Dataset Shift and the Adjustment of Probabilistic Classifiers

Theodore Heiser
Classification is the machine learning problem of assigning a class to
a given instance of data defined by a set of features. Probabilistic classification
is the stricter problem of assigning probabilities to each possible class given an
instance, indicating the classifiers confidence in that class being correct for the
given instance.
The underlying assumption of classical machine learning is that any instance used to train or test the classifier is sampled independently and identically distributed from the same joint probability distribution of features and labels. This, however, is a very unlikely situation in real world applications, as the distribution of data frequently changes over time. The change in the distribution of data between the time of training the classifier and a future point in the classifier’s life cycle (testing, deployment, etc.) is known as dataset shift.
In this thesis, a novel procedure is presented which improves the performance
of a probabilistic classifier experiencing any pattern of shift that causes the class distribution to change, a property most patterns of shift share.

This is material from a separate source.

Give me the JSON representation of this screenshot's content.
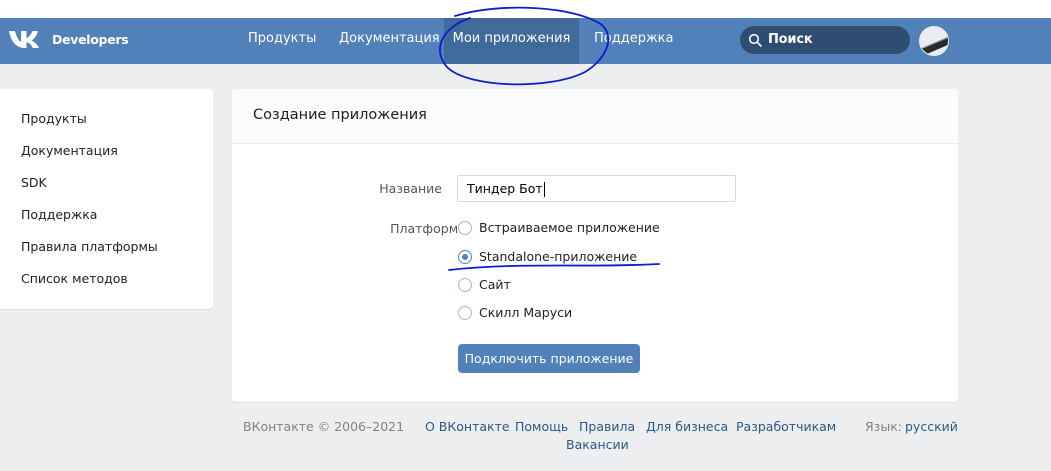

This new technique is based off of adjustment, the process of matching the probabilistic classifier’s expected output to the class distribution of the data. In previous works it has been shown that adjustment can be used to reduce expected loss for mean squared error and KL divergence. These two loss functions are a part of a wider family of loss functions called proper scoring rules.
The proposed novel procedure is termed general adjustment, since it reduces
expected loss for all proper scoring rules. It comes in two varieties, unbounded
and bounded. Unbounded general adjustment gives results equivalent to the previously described adjustment procedures for mean squared error and KL divergence.
Bounded general adjustment is a further refinement, reducing expected loss as
much or more than its unbounded form. Both are convex minimization tasks, and
therefore computationally efficient to compute.
The results of a series of experiments show that bounded general adjustment
reduces loss in a practical setting, where the exact value of the new class distribution may not be known. Even with moderate error in the estimation of the new class distribution, bounded general adjustment still reduces loss in most cases.
Graduation Thesis language
Graduation Thesis type
Master - Computer Science
Meelis Kull
Defence year